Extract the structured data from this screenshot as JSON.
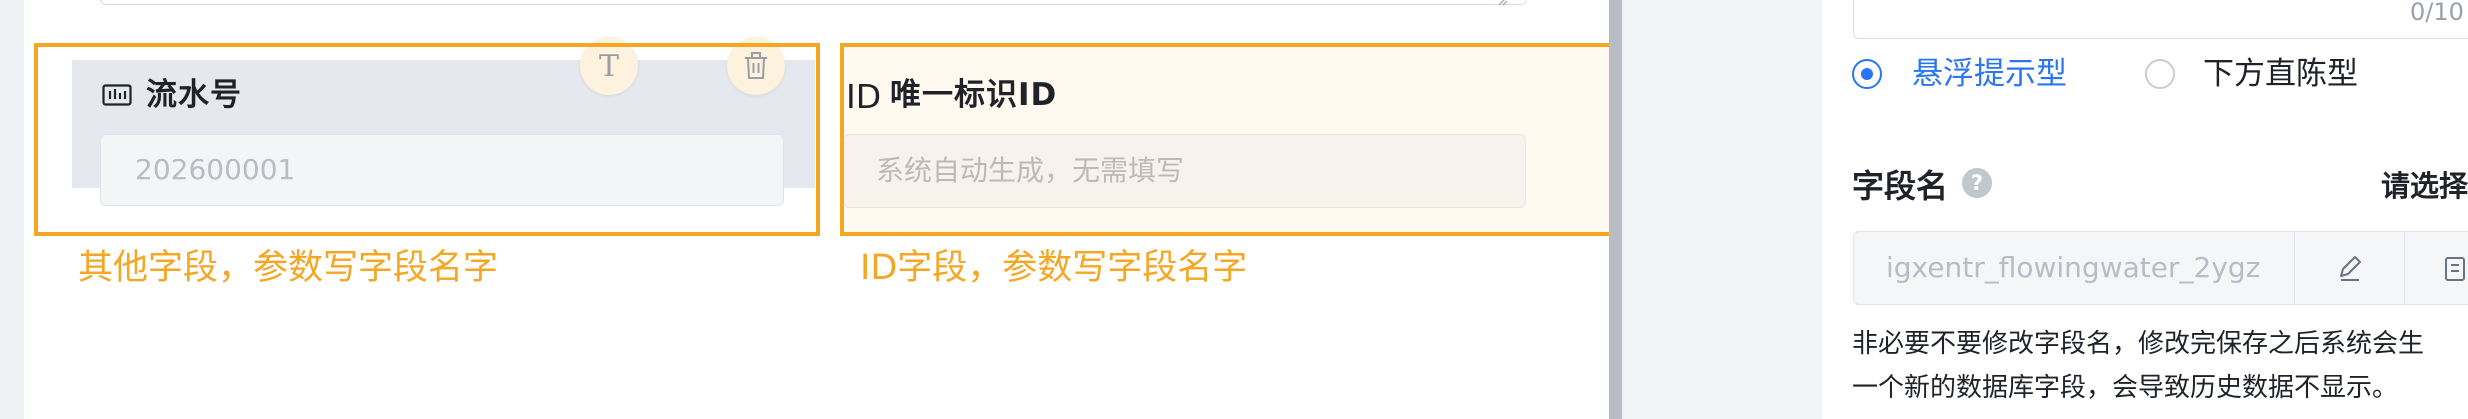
{
  "canvas": {
    "serial_field": {
      "title": "流水号",
      "value": "202600001",
      "icon": "serial-number-icon",
      "actions": [
        {
          "name": "text-format-button",
          "icon": "T"
        },
        {
          "name": "delete-button",
          "icon": "trash-icon"
        }
      ]
    },
    "id_field": {
      "glyph": "ID",
      "title": "唯一标识ID",
      "placeholder": "系统自动生成，无需填写"
    },
    "annotations": {
      "other_field": "其他字段，参数写字段名字",
      "id_field": "ID字段，参数写字段名字",
      "highlight_color": "#f5a623"
    }
  },
  "settings": {
    "top_counter": "0/10",
    "display_modes": {
      "options": [
        "悬浮提示型",
        "下方直陈型"
      ],
      "selected": "悬浮提示型"
    },
    "field_name": {
      "label": "字段名",
      "help_icon": "?",
      "select_link": "请选择",
      "value": "igxentr_flowingwater_2ygz",
      "edit_icon": "pencil-icon",
      "copy_icon": "copy-icon"
    },
    "warning": [
      "非必要不要修改字段名，修改完保存之后系统会生",
      "一个新的数据库字段，会导致历史数据不显示。"
    ]
  },
  "colors": {
    "accent_blue": "#2a76f2",
    "annotation_orange": "#f5a623",
    "text_dark": "#1f2329",
    "placeholder_gray": "#b7bcc5"
  }
}
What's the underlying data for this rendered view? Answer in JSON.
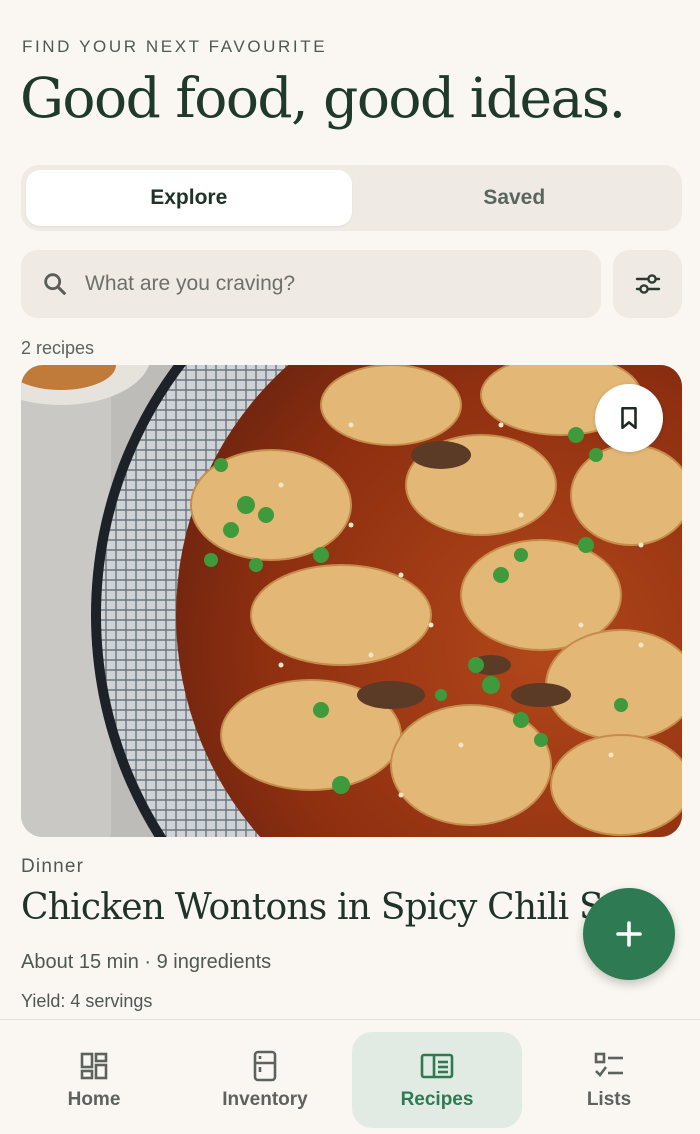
{
  "header": {
    "eyebrow": "FIND YOUR NEXT FAVOURITE",
    "title": "Good food, good ideas."
  },
  "tabs": [
    {
      "label": "Explore",
      "active": true
    },
    {
      "label": "Saved",
      "active": false
    }
  ],
  "search": {
    "placeholder": "What are you craving?",
    "value": "",
    "icon": "search-icon"
  },
  "filter": {
    "icon": "sliders-icon"
  },
  "results": {
    "count_label": "2 recipes"
  },
  "recipe": {
    "image": "chicken wontons in chili oil with green onions and sesame seeds",
    "category": "Dinner",
    "title": "Chicken Wontons in Spicy Chili Sauce",
    "meta": "About 15 min · 9 ingredients",
    "yield": "Yield: 4 servings",
    "bookmark_icon": "bookmark-icon"
  },
  "fab": {
    "icon": "plus-icon"
  },
  "nav": [
    {
      "label": "Home",
      "icon": "dashboard-icon",
      "active": false
    },
    {
      "label": "Inventory",
      "icon": "fridge-icon",
      "active": false
    },
    {
      "label": "Recipes",
      "icon": "book-icon",
      "active": true
    },
    {
      "label": "Lists",
      "icon": "checklist-icon",
      "active": false
    }
  ],
  "colors": {
    "background": "#faf7f2",
    "accent": "#2e7a52",
    "surface": "#efebe4",
    "active_nav_bg": "#e2ebe3"
  }
}
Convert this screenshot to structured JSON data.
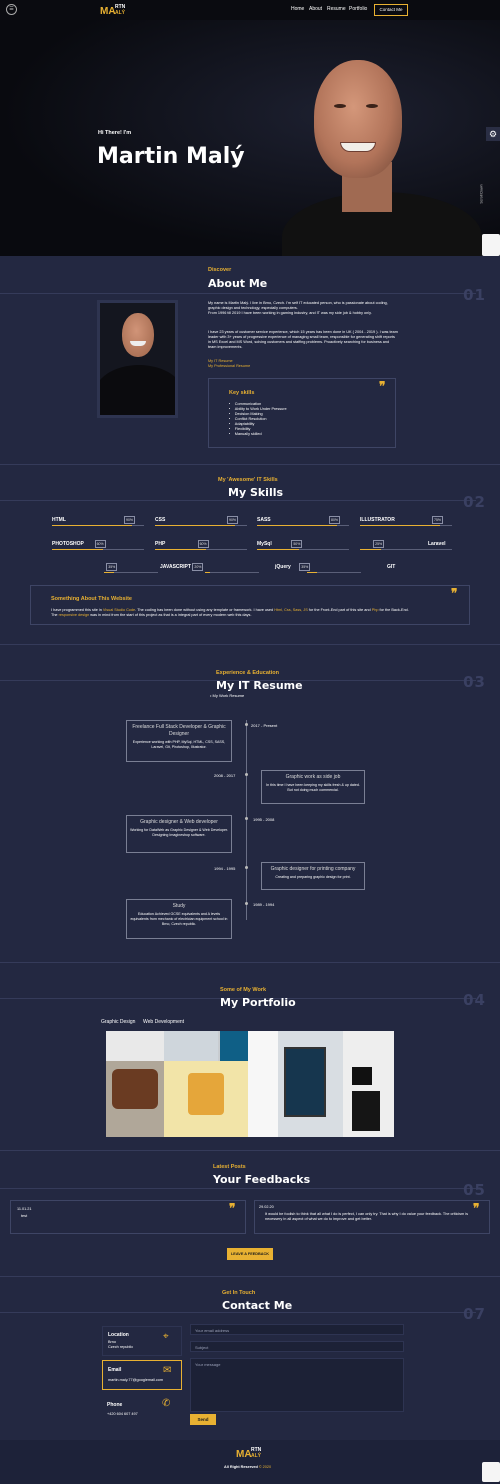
{
  "nav": {
    "logo_ma": "MA",
    "logo_rtn": "RTN",
    "logo_aly": "ALÝ",
    "links": [
      "Home",
      "About",
      "Resume",
      "Portfolio"
    ],
    "contact_label": "Contact Me"
  },
  "hero": {
    "greeting": "Hi There! I'm",
    "name": "Martin Malý",
    "scroll_label": "Scroll Down"
  },
  "about": {
    "kicker": "Discover",
    "title": "About Me",
    "number": "01",
    "p1": "My name is Martin Malý. I live in Brno, Czech. I'm self IT educated person, who is passionate about coding, graphic design and technology, especially computers.",
    "p1b": "From 1996 till 2019 I have been working in gaming industry, and IT was my side job & hobby only.",
    "p2": "I have 23 years of customer service experience, which 15 years has been done in UK ( 2004 - 2019 ). I was team leader with 3+ years of progressive experience of managing small team, responsible for generating shift reports in MS Excel and MS Word, solving customers and staffing problems. Proactively searching for business and team improvements.",
    "link1": "My IT Resume",
    "link2": "My Professional Resume",
    "key_title": "Key skills",
    "key_skills": [
      "Communication",
      "Ability to Work Under Pressure",
      "Decision Making",
      "Conflict Resolution",
      "Adaptability",
      "Flexibility",
      "Manually skilled"
    ]
  },
  "skills": {
    "kicker": "My 'Awesome' IT Skills",
    "title": "My Skills",
    "number": "02",
    "items": [
      {
        "name": "HTML",
        "pct": "90%"
      },
      {
        "name": "CSS",
        "pct": "90%"
      },
      {
        "name": "SASS",
        "pct": "80%"
      },
      {
        "name": "ILLUSTRATOR",
        "pct": "75%"
      },
      {
        "name": "PHOTOSHOP",
        "pct": "60%"
      },
      {
        "name": "PHP",
        "pct": "60%"
      },
      {
        "name": "MySql",
        "pct": "50%"
      },
      {
        "name": "Laravel",
        "pct": "25%"
      },
      {
        "name": "JAVASCRIPT",
        "pct": "35%"
      },
      {
        "name": "jQuery",
        "pct": "20%"
      },
      {
        "name": "GIT",
        "pct": "35%"
      }
    ],
    "website_title": "Something About This Website",
    "website_text_1": "I have programmed this site in ",
    "website_hl_1": "Visual Studio Code",
    "website_text_2": ". The coding has been done without using any template or framework. I have used ",
    "website_hl_2": "Html, Css, Sass, JS",
    "website_text_3": " for the Front-End part of this site and ",
    "website_hl_3": "Php",
    "website_text_4": " for the Back-End.",
    "website_text_5": "The ",
    "website_hl_4": "responsive design",
    "website_text_6": " was in mind from the start of this project as that is a integral part of every modern web this days."
  },
  "resume": {
    "kicker": "Experience & Education",
    "title": "My IT Resume",
    "number": "03",
    "sub": "My Work Resume",
    "entries": [
      {
        "date": "2017 - Present",
        "title": "Freelance Full Stack Developer & Graphic Designer",
        "text": "Experience working with PHP, MySql, HTML, CSS, SASS, Laravel, Git, Photoshop, Illustrator."
      },
      {
        "date": "2008 - 2017",
        "title": "Graphic work as side job",
        "text": "In this time I have been keeping my skills fresh & up dated. But not doing much commercial."
      },
      {
        "date": "1995 - 2008",
        "title": "Graphic designer & Web developer",
        "text": "Working for DataWeb as Graphic Designer & Web Developer. Designing Imagineshop software."
      },
      {
        "date": "1994 - 1995",
        "title": "Graphic designer for printing company",
        "text": "Creating and preparing graphic design for print."
      },
      {
        "date": "1989 - 1994",
        "title": "Study",
        "text": "Education Achieved GCSE equivalents and A levels equivalents from mechanic of electrician equipment school in Brno, Czech republic."
      }
    ]
  },
  "portfolio": {
    "kicker": "Some of My Work",
    "title": "My Portfolio",
    "number": "04",
    "filters": [
      "Graphic Design",
      "Web Development"
    ]
  },
  "feedback": {
    "kicker": "Latest Posts",
    "title": "Your Feedbacks",
    "number": "05",
    "posts": [
      {
        "date": "11.01.21",
        "text": "test"
      },
      {
        "date": "29.02.20",
        "text": "It would be foolish to think that all what I do is perfect, I can only try. That is why I do value your feedback. The criticism is neсessery in all aspect of what we do to improve and get better."
      }
    ],
    "button": "LEAVE A FEEDBACK"
  },
  "contact": {
    "kicker": "Get In Touch",
    "title": "Contact Me",
    "number": "07",
    "location_title": "Location",
    "location_line1": "Brno",
    "location_line2": "Czech republic",
    "email_title": "Email",
    "email_value": "martin.maly.77@googlemail.com",
    "phone_title": "Phone",
    "phone_value": "+420 604 607 497",
    "ph_email": "Your email address",
    "ph_subject": "Subject",
    "ph_message": "Your message",
    "send": "Send"
  },
  "footer": {
    "rights": "All Right Reserved",
    "year": "© 2020"
  }
}
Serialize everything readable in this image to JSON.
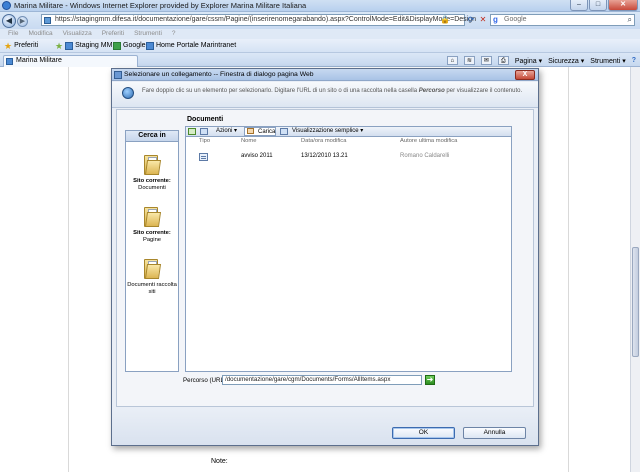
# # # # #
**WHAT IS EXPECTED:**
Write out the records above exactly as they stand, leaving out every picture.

**ANSWER BELOW:**
Extract the structured data from this screenshot as JSON.
{
  "canvas": {
    "serial_field": {
      "title": "流水号",
      "value": "202600001",
      "icon": "serial-number-icon",
      "actions": [
        {
          "name": "text-format-button",
          "icon": "T"
        },
        {
          "name": "delete-button",
          "icon": "trash-icon"
        }
      ]
    },
    "id_field": {
      "glyph": "ID",
      "title": "唯一标识ID",
      "placeholder": "系统自动生成，无需填写"
    },
    "annotations": {
      "other_field": "其他字段，参数写字段名字",
      "id_field": "ID字段，参数写字段名字",
      "highlight_color": "#f5a623"
    }
  },
  "settings": {
    "top_counter": "0/10",
    "display_modes": {
      "options": [
        "悬浮提示型",
        "下方直陈型"
      ],
      "selected": "悬浮提示型"
    },
    "field_name": {
      "label": "字段名",
      "help_icon": "?",
      "select_link": "请选择",
      "value": "igxentr_flowingwater_2ygz",
      "edit_icon": "pencil-icon",
      "copy_icon": "copy-icon"
    },
    "warning": [
      "非必要不要修改字段名，修改完保存之后系统会生",
      "一个新的数据库字段，会导致历史数据不显示。"
    ]
  },
  "colors": {
    "accent_blue": "#2a76f2",
    "annotation_orange": "#f5a623",
    "text_dark": "#1f2329",
    "placeholder_gray": "#b7bcc5"
  }
}
What's the underlying data for this rendered view? Answer in JSON.
{
  "header": {
    "eyebrow": "FIND YOUR NEXT FAVOURITE",
    "title": "Good food, good ideas."
  },
  "tabs": [
    {
      "label": "Explore",
      "active": true
    },
    {
      "label": "Saved",
      "active": false
    }
  ],
  "search": {
    "placeholder": "What are you craving?",
    "value": "",
    "icon": "search-icon"
  },
  "filter": {
    "icon": "sliders-icon"
  },
  "results": {
    "count_label": "2 recipes"
  },
  "recipe": {
    "image": "chicken wontons in chili oil with green onions and sesame seeds",
    "category": "Dinner",
    "title": "Chicken Wontons in Spicy Chili Sauce",
    "meta": "About 15 min · 9 ingredients",
    "yield": "Yield: 4 servings",
    "bookmark_icon": "bookmark-icon"
  },
  "fab": {
    "icon": "plus-icon"
  },
  "nav": [
    {
      "label": "Home",
      "icon": "dashboard-icon",
      "active": false
    },
    {
      "label": "Inventory",
      "icon": "fridge-icon",
      "active": false
    },
    {
      "label": "Recipes",
      "icon": "book-icon",
      "active": true
    },
    {
      "label": "Lists",
      "icon": "checklist-icon",
      "active": false
    }
  ],
  "colors": {
    "background": "#faf7f2",
    "accent": "#2e7a52",
    "surface": "#efebe4",
    "active_nav_bg": "#e2ebe3"
  }
}
Convert this screenshot to structured JSON data.
{
  "nav": {
    "logo_ma": "MA",
    "logo_rtn": "RTN",
    "logo_aly": "ALÝ",
    "links": [
      "Home",
      "About",
      "Resume",
      "Portfolio"
    ],
    "contact_label": "Contact Me"
  },
  "hero": {
    "greeting": "Hi There! I'm",
    "name": "Martin Malý",
    "scroll_label": "Scroll Down"
  },
  "about": {
    "kicker": "Discover",
    "title": "About Me",
    "number": "01",
    "p1": "My name is Martin Malý. I live in Brno, Czech. I'm self IT educated person, who is passionate about coding, graphic design and technology, especially computers.",
    "p1b": "From 1996 till 2019 I have been working in gaming industry, and IT was my side job & hobby only.",
    "p2": "I have 23 years of customer service experience, which 15 years has been done in UK ( 2004 - 2019 ). I was team leader with 3+ years of progressive experience of managing small team, responsible for generating shift reports in MS Excel and MS Word, solving customers and staffing problems. Proactively searching for business and team improvements.",
    "link1": "My IT Resume",
    "link2": "My Professional Resume",
    "key_title": "Key skills",
    "key_skills": [
      "Communication",
      "Ability to Work Under Pressure",
      "Decision Making",
      "Conflict Resolution",
      "Adaptability",
      "Flexibility",
      "Manually skilled"
    ]
  },
  "skills": {
    "kicker": "My 'Awesome' IT Skills",
    "title": "My Skills",
    "number": "02",
    "items": [
      {
        "name": "HTML",
        "pct": "90%"
      },
      {
        "name": "CSS",
        "pct": "90%"
      },
      {
        "name": "SASS",
        "pct": "80%"
      },
      {
        "name": "ILLUSTRATOR",
        "pct": "75%"
      },
      {
        "name": "PHOTOSHOP",
        "pct": "60%"
      },
      {
        "name": "PHP",
        "pct": "60%"
      },
      {
        "name": "MySql",
        "pct": "50%"
      },
      {
        "name": "Laravel",
        "pct": "25%"
      },
      {
        "name": "JAVASCRIPT",
        "pct": "35%"
      },
      {
        "name": "jQuery",
        "pct": "20%"
      },
      {
        "name": "GIT",
        "pct": "35%"
      }
    ],
    "website_title": "Something About This Website",
    "website_text_1": "I have programmed this site in ",
    "website_hl_1": "Visual Studio Code",
    "website_text_2": ". The coding has been done without using any template or framework. I have used ",
    "website_hl_2": "Html, Css, Sass, JS",
    "website_text_3": " for the Front-End part of this site and ",
    "website_hl_3": "Php",
    "website_text_4": " for the Back-End.",
    "website_text_5": "The ",
    "website_hl_4": "responsive design",
    "website_text_6": " was in mind from the start of this project as that is a integral part of every modern web this days."
  },
  "resume": {
    "kicker": "Experience & Education",
    "title": "My IT Resume",
    "number": "03",
    "sub": "My Work Resume",
    "entries": [
      {
        "date": "2017 - Present",
        "title": "Freelance Full Stack Developer & Graphic Designer",
        "text": "Experience working with PHP, MySql, HTML, CSS, SASS, Laravel, Git, Photoshop, Illustrator."
      },
      {
        "date": "2008 - 2017",
        "title": "Graphic work as side job",
        "text": "In this time I have been keeping my skills fresh & up dated. But not doing much commercial."
      },
      {
        "date": "1995 - 2008",
        "title": "Graphic designer & Web developer",
        "text": "Working for DataWeb as Graphic Designer & Web Developer. Designing Imagineshop software."
      },
      {
        "date": "1994 - 1995",
        "title": "Graphic designer for printing company",
        "text": "Creating and preparing graphic design for print."
      },
      {
        "date": "1989 - 1994",
        "title": "Study",
        "text": "Education Achieved GCSE equivalents and A levels equivalents from mechanic of electrician equipment school in Brno, Czech republic."
      }
    ]
  },
  "portfolio": {
    "kicker": "Some of My Work",
    "title": "My Portfolio",
    "number": "04",
    "filters": [
      "Graphic Design",
      "Web Development"
    ]
  },
  "feedback": {
    "kicker": "Latest Posts",
    "title": "Your Feedbacks",
    "number": "05",
    "posts": [
      {
        "date": "11.01.21",
        "text": "test"
      },
      {
        "date": "29.02.20",
        "text": "It would be foolish to think that all what I do is perfect, I can only try. That is why I do value your feedback. The criticism is neсessery in all aspect of what we do to improve and get better."
      }
    ],
    "button": "LEAVE A FEEDBACK"
  },
  "contact": {
    "kicker": "Get In Touch",
    "title": "Contact Me",
    "number": "07",
    "location_title": "Location",
    "location_line1": "Brno",
    "location_line2": "Czech republic",
    "email_title": "Email",
    "email_value": "martin.maly.77@googlemail.com",
    "phone_title": "Phone",
    "phone_value": "+420 604 607 497",
    "ph_email": "Your email address",
    "ph_subject": "Subject",
    "ph_message": "Your message",
    "send": "Send"
  },
  "footer": {
    "rights": "All Right Reserved",
    "year": "© 2020"
  }
}
Serialize everything readable in this image to JSON.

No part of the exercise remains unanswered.